  • Diversity, Equity, and Inclusion

The first Earth Day, held April 22, 1970, drew an estimated 20 million participants nationwide to advocate for a cleaner environment.

But marches and rallies of the first Earth Day aren’t on the agenda this year. With much of the nation under stay-at-home orders, Earth Day 2020 events are all virtual, with it being declared the first Digital Earth Day.

“Earth Day is every day,” said Aurora Sharrard, University of Pittsburgh sustainability director. “But celebrating Earth Day globally on April 22 is an important opportunity to celebrate 50 years of Earth Days and renew our individual and organizational commitments to a more sustainable future.”  

To celebrate the anniversary, Sharrard offered 10 at-home Earth Day actions to consider:

  1. Experiment with new plant-forward recipes. Food production accounts for almost a quarter of all greenhouse gas emissions; eating more plant-based foods and less meat even once a day can help reduce food’s climate impact.
  2. Plant a garden for fresh food all summer. Be sure to include some heirloom and native varieties that attract pollinators. No yard?
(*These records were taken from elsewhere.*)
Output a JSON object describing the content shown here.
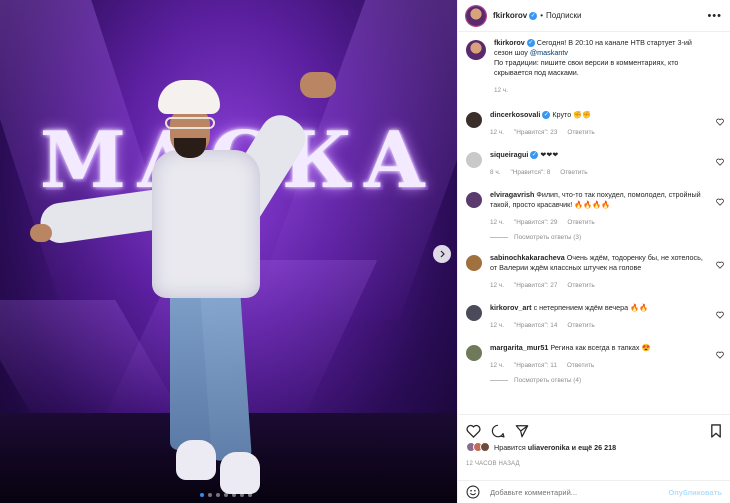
{
  "photo": {
    "logo_text": "МАСКА",
    "carousel_index": 1,
    "carousel_count": 7
  },
  "header": {
    "username": "fkirkorov",
    "separator": "•",
    "follow_label": "Подписки",
    "more_icon": "ellipsis-icon"
  },
  "caption": {
    "username": "fkirkorov",
    "text_before": "Сегодня! В 20:10 на канале НТВ стартует 3-ий сезон шоу ",
    "mention": "@maskantv",
    "text_after": "По традиции: пишите свои версии в комментариях, кто скрывается под масками.",
    "time": "12 ч."
  },
  "comments": [
    {
      "username": "dincerkosovali",
      "verified": true,
      "text": "Круто ✊✊",
      "time": "12 ч.",
      "likes": "\"Нравится\": 23",
      "reply": "Ответить",
      "avatar_color": "#3a2f2b"
    },
    {
      "username": "siqueiragui",
      "verified": true,
      "text": "❤❤❤",
      "time": "8 ч.",
      "likes": "\"Нравится\": 8",
      "reply": "Ответить",
      "avatar_color": "#c9c9c9"
    },
    {
      "username": "elviragavrish",
      "verified": false,
      "text": "Филип, что-то так похудел, помолодел, стройный такой, просто красавчик! 🔥🔥🔥🔥",
      "time": "12 ч.",
      "likes": "\"Нравится\": 29",
      "reply": "Ответить",
      "avatar_color": "#5b3a6e",
      "replies": "Посмотреть ответы (3)"
    },
    {
      "username": "sabinochkakaracheva",
      "verified": false,
      "text": "Очень ждём, тодоренку бы, не хотелось, от Валерии ждём классных штучек на голове",
      "time": "12 ч.",
      "likes": "\"Нравится\": 27",
      "reply": "Ответить",
      "avatar_color": "#a0703f"
    },
    {
      "username": "kirkorov_art",
      "verified": false,
      "text": "с нетерпением ждём вечера 🔥🔥",
      "time": "12 ч.",
      "likes": "\"Нравится\": 14",
      "reply": "Ответить",
      "avatar_color": "#4a4a5a"
    },
    {
      "username": "margarita_mur51",
      "verified": false,
      "text": "Регина как всегда в тапках 😍",
      "time": "12 ч.",
      "likes": "\"Нравится\": 11",
      "reply": "Ответить",
      "avatar_color": "#6f7a5a",
      "replies": "Посмотреть ответы (4)"
    }
  ],
  "likes": {
    "prefix": "Нравится",
    "user": "uliaveronika",
    "suffix": "и ещё 26 218"
  },
  "timestamp": "12 ЧАСОВ НАЗАД",
  "add_comment": {
    "placeholder": "Добавьте комментарий...",
    "post_label": "Опубликовать"
  },
  "colors": {
    "accent": "#0095f6",
    "verified": "#3897f0",
    "muted": "#8e8e8e"
  }
}
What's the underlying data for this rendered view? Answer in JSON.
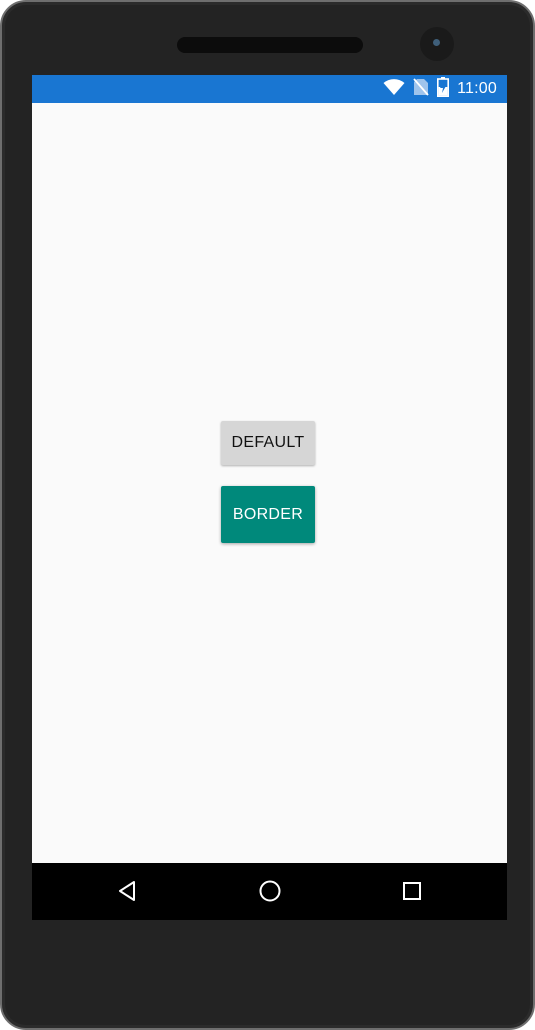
{
  "status_bar": {
    "time": "11:00",
    "color": "#1976d2",
    "icons": [
      "wifi-icon",
      "no-sim-icon",
      "battery-charging-icon"
    ]
  },
  "content": {
    "default_button_label": "DEFAULT",
    "border_button_label": "BORDER",
    "border_button_color": "#00897b"
  },
  "nav_bar": {
    "buttons": [
      "back-icon",
      "home-icon",
      "recents-icon"
    ]
  }
}
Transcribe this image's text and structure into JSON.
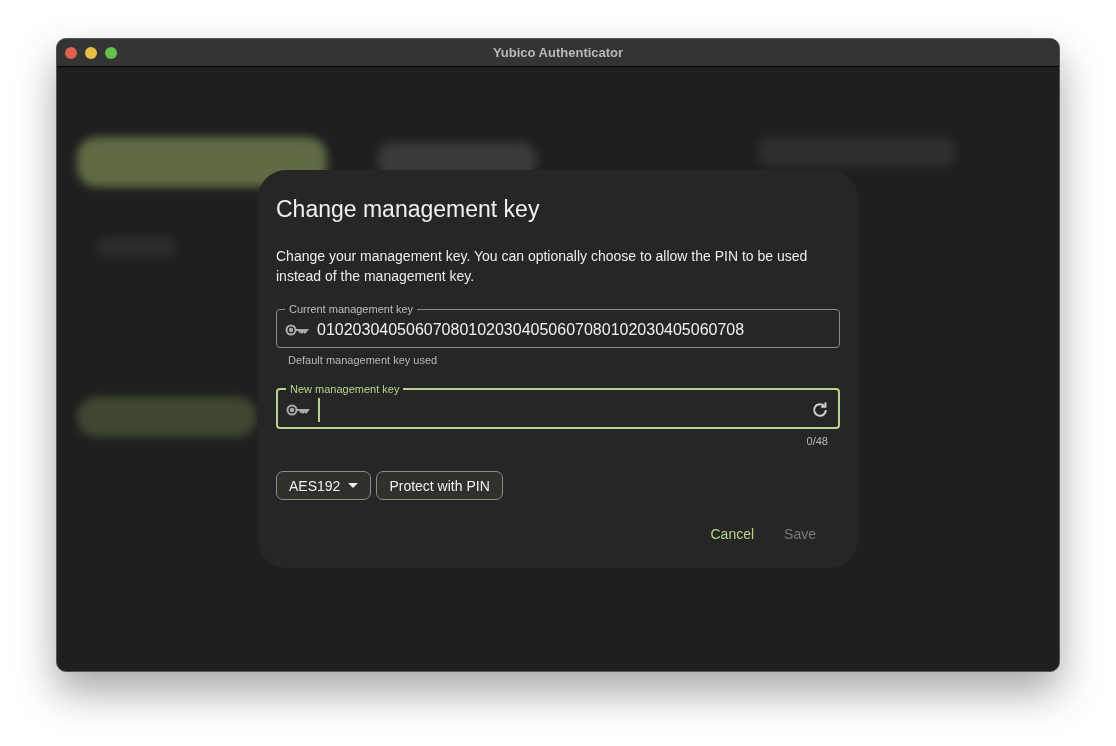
{
  "window": {
    "title": "Yubico Authenticator"
  },
  "dialog": {
    "title": "Change management key",
    "description": "Change your management key. You can optionally choose to allow the PIN to be used instead of the management key.",
    "fields": [
      {
        "label": "Current management key",
        "value": "010203040506070801020304050607080102030405060708",
        "helper": "Default management key used",
        "focused": false,
        "has_refresh": false
      },
      {
        "label": "New management key",
        "counter": "0/48",
        "focused": true,
        "has_refresh": true
      }
    ],
    "key_type": "AES192",
    "pin_chip": "Protect with PIN",
    "actions": [
      {
        "label": "Cancel",
        "disabled": false
      },
      {
        "label": "Save",
        "disabled": true
      }
    ]
  }
}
Turn a water bottle into a windowsill hydroponics mini-system for growing fresh herbs. Check out the Pitt Hydroponics Instagram for images from a recent workshop.
  3. Participate in citizen science. The U.S. Environmental Protection Agency has compiled a list of projects for all ages to peruse.
  4. Start a backyard compost pile. Learn the basics from Pennsylvania Resources Council.
  5. Reduce your use of paper products. Make your own cleaning rags from old T-shirts or socks — or buy pre-made reusables. If you have small children, switch from disposable baby diapers to reusable ones.
  6. Clean out your closets and prepare to donate unwanted items to the University of Thriftsburgh (Pitt’s student-run campus thrift store) or other secondhand shops when stores reopen.
  7. Clothing that’s damaged or otherwise not suitable for donation can be recycled. Did you know that clothing and textiles make up about 6% of the U.S. waste stream? Collect your unusable textiles for donation to the University’s textile recycling program, which diverts them from landfills.
  8. Box up used books for donation to a local library.
  9. Save up other recyclable items such as textiles, batteries and electronics for safe drop-off at Pitt or in your community later.
  10. Write a note of encouragement or draw a picture to bring a smile to a friend, neighbor or nursing home resident. Sustainability is about the well-being of people along with the well-being of the planet and our economy.  

This page has been updated.